===== Data to use =====

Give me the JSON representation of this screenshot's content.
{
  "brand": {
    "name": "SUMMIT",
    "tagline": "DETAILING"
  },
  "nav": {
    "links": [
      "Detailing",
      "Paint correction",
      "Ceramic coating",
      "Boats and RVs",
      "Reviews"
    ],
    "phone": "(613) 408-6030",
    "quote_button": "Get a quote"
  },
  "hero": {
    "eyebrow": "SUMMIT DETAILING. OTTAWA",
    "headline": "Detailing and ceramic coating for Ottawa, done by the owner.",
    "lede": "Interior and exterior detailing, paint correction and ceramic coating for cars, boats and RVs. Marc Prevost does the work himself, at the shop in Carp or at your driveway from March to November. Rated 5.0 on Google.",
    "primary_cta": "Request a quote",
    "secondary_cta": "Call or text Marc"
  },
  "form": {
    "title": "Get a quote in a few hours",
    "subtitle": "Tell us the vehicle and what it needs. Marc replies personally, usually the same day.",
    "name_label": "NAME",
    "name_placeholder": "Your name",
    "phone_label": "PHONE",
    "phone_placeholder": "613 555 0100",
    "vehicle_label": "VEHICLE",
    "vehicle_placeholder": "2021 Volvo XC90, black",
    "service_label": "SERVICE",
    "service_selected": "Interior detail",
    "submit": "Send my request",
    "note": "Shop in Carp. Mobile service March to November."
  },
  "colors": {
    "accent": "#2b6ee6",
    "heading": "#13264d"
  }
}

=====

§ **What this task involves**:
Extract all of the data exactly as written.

§ **Output for this exercise**:
Give me the JSON representation of this screenshot's content.
{
  "brand": {
    "name": "SUMMIT",
    "tagline": "DETAILING"
  },
  "nav": {
    "links": [
      "Detailing",
      "Paint correction",
      "Ceramic coating",
      "Boats and RVs",
      "Reviews"
    ],
    "phone": "(613) 408-6030",
    "quote_button": "Get a quote"
  },
  "hero": {
    "eyebrow": "SUMMIT DETAILING. OTTAWA",
    "headline": "Detailing and ceramic coating for Ottawa, done by the owner.",
    "lede": "Interior and exterior detailing, paint correction and ceramic coating for cars, boats and RVs. Marc Prevost does the work himself, at the shop in Carp or at your driveway from March to November. Rated 5.0 on Google.",
    "primary_cta": "Request a quote",
    "secondary_cta": "Call or text Marc"
  },
  "form": {
    "title": "Get a quote in a few hours",
    "subtitle": "Tell us the vehicle and what it needs. Marc replies personally, usually the same day.",
    "name_label": "NAME",
    "name_placeholder": "Your name",
    "phone_label": "PHONE",
    "phone_placeholder": "613 555 0100",
    "vehicle_label": "VEHICLE",
    "vehicle_placeholder": "2021 Volvo XC90, black",
    "service_label": "SERVICE",
    "service_selected": "Interior detail",
    "submit": "Send my request",
    "note": "Shop in Carp. Mobile service March to November."
  },
  "colors": {
    "accent": "#2b6ee6",
    "heading": "#13264d"
  }
}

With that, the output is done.